Collected data entries:
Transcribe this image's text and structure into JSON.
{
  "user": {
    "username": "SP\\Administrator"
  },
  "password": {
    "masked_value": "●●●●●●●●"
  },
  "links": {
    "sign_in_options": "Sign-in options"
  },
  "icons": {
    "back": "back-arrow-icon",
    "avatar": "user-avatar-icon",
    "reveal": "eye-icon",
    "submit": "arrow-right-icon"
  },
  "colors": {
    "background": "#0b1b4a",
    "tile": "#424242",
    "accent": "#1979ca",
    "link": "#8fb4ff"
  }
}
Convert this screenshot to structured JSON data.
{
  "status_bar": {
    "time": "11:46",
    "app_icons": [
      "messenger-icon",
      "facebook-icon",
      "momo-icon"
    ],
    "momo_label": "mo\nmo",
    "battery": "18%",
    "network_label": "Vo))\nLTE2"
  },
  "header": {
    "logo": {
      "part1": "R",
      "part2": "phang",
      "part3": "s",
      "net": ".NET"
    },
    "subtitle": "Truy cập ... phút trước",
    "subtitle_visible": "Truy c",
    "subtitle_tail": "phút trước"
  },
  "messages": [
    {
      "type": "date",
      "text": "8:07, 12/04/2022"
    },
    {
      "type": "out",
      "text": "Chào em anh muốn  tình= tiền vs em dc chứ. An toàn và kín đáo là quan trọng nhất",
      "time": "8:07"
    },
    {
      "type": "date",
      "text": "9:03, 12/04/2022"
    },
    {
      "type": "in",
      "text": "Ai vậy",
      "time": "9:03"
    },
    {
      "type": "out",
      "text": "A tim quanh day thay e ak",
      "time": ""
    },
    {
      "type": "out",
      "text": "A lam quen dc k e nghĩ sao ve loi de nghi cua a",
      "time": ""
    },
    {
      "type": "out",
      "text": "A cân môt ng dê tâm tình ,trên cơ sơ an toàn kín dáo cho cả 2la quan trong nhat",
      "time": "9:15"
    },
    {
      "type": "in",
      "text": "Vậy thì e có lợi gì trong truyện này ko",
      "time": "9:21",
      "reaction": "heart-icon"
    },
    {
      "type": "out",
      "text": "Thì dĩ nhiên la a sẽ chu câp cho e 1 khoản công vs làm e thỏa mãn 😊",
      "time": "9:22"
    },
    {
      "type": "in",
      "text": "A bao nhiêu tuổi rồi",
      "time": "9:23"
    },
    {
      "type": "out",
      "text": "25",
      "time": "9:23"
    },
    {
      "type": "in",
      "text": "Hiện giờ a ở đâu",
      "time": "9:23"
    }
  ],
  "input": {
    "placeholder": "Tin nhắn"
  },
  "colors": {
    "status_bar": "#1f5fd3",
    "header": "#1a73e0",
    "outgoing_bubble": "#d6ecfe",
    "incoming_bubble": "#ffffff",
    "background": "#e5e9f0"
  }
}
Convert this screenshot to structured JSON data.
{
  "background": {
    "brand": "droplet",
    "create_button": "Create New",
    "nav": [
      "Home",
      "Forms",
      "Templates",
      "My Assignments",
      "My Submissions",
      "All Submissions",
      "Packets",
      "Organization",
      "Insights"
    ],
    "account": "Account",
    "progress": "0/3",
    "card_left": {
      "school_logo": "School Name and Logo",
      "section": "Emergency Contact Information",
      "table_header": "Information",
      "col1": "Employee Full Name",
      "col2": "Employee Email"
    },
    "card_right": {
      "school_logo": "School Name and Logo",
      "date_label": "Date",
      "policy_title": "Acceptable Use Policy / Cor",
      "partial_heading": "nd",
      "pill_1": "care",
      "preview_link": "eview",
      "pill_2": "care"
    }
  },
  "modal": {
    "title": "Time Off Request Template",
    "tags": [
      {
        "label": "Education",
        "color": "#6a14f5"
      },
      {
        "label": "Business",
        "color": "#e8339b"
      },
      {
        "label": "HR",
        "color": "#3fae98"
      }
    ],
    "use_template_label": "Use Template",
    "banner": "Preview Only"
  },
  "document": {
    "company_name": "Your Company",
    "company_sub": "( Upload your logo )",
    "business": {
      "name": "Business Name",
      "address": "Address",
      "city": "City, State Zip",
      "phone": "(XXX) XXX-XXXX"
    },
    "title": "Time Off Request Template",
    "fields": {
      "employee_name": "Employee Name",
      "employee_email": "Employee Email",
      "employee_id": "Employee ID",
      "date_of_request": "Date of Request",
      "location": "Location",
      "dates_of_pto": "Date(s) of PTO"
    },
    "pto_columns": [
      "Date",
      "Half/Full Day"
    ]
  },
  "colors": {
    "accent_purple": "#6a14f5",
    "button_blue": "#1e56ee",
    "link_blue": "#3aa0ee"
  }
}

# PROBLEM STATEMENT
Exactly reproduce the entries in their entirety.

# EXERCISE OUTPUT
Transcribe this image's text and structure into JSON.
{
  "user": {
    "username": "SP\\Administrator"
  },
  "password": {
    "masked_value": "●●●●●●●●"
  },
  "links": {
    "sign_in_options": "Sign-in options"
  },
  "icons": {
    "back": "back-arrow-icon",
    "avatar": "user-avatar-icon",
    "reveal": "eye-icon",
    "submit": "arrow-right-icon"
  },
  "colors": {
    "background": "#0b1b4a",
    "tile": "#424242",
    "accent": "#1979ca",
    "link": "#8fb4ff"
  }
}
Convert this screenshot to structured JSON data.
{
  "status_bar": {
    "time": "11:46",
    "app_icons": [
      "messenger-icon",
      "facebook-icon",
      "momo-icon"
    ],
    "momo_label": "mo\nmo",
    "battery": "18%",
    "network_label": "Vo))\nLTE2"
  },
  "header": {
    "logo": {
      "part1": "R",
      "part2": "phang",
      "part3": "s",
      "net": ".NET"
    },
    "subtitle": "Truy cập ... phút trước",
    "subtitle_visible": "Truy c",
    "subtitle_tail": "phút trước"
  },
  "messages": [
    {
      "type": "date",
      "text": "8:07, 12/04/2022"
    },
    {
      "type": "out",
      "text": "Chào em anh muốn  tình= tiền vs em dc chứ. An toàn và kín đáo là quan trọng nhất",
      "time": "8:07"
    },
    {
      "type": "date",
      "text": "9:03, 12/04/2022"
    },
    {
      "type": "in",
      "text": "Ai vậy",
      "time": "9:03"
    },
    {
      "type": "out",
      "text": "A tim quanh day thay e ak",
      "time": ""
    },
    {
      "type": "out",
      "text": "A lam quen dc k e nghĩ sao ve loi de nghi cua a",
      "time": ""
    },
    {
      "type": "out",
      "text": "A cân môt ng dê tâm tình ,trên cơ sơ an toàn kín dáo cho cả 2la quan trong nhat",
      "time": "9:15"
    },
    {
      "type": "in",
      "text": "Vậy thì e có lợi gì trong truyện này ko",
      "time": "9:21",
      "reaction": "heart-icon"
    },
    {
      "type": "out",
      "text": "Thì dĩ nhiên la a sẽ chu câp cho e 1 khoản công vs làm e thỏa mãn 😊",
      "time": "9:22"
    },
    {
      "type": "in",
      "text": "A bao nhiêu tuổi rồi",
      "time": "9:23"
    },
    {
      "type": "out",
      "text": "25",
      "time": "9:23"
    },
    {
      "type": "in",
      "text": "Hiện giờ a ở đâu",
      "time": "9:23"
    }
  ],
  "input": {
    "placeholder": "Tin nhắn"
  },
  "colors": {
    "status_bar": "#1f5fd3",
    "header": "#1a73e0",
    "outgoing_bubble": "#d6ecfe",
    "incoming_bubble": "#ffffff",
    "background": "#e5e9f0"
  }
}
Convert this screenshot to structured JSON data.
{
  "background": {
    "brand": "droplet",
    "create_button": "Create New",
    "nav": [
      "Home",
      "Forms",
      "Templates",
      "My Assignments",
      "My Submissions",
      "All Submissions",
      "Packets",
      "Organization",
      "Insights"
    ],
    "account": "Account",
    "progress": "0/3",
    "card_left": {
      "school_logo": "School Name and Logo",
      "section": "Emergency Contact Information",
      "table_header": "Information",
      "col1": "Employee Full Name",
      "col2": "Employee Email"
    },
    "card_right": {
      "school_logo": "School Name and Logo",
      "date_label": "Date",
      "policy_title": "Acceptable Use Policy / Cor",
      "partial_heading": "nd",
      "pill_1": "care",
      "preview_link": "eview",
      "pill_2": "care"
    }
  },
  "modal": {
    "title": "Time Off Request Template",
    "tags": [
      {
        "label": "Education",
        "color": "#6a14f5"
      },
      {
        "label": "Business",
        "color": "#e8339b"
      },
      {
        "label": "HR",
        "color": "#3fae98"
      }
    ],
    "use_template_label": "Use Template",
    "banner": "Preview Only"
  },
  "document": {
    "company_name": "Your Company",
    "company_sub": "( Upload your logo )",
    "business": {
      "name": "Business Name",
      "address": "Address",
      "city": "City, State Zip",
      "phone": "(XXX) XXX-XXXX"
    },
    "title": "Time Off Request Template",
    "fields": {
      "employee_name": "Employee Name",
      "employee_email": "Employee Email",
      "employee_id": "Employee ID",
      "date_of_request": "Date of Request",
      "location": "Location",
      "dates_of_pto": "Date(s) of PTO"
    },
    "pto_columns": [
      "Date",
      "Half/Full Day"
    ]
  },
  "colors": {
    "accent_purple": "#6a14f5",
    "button_blue": "#1e56ee",
    "link_blue": "#3aa0ee"
  }
}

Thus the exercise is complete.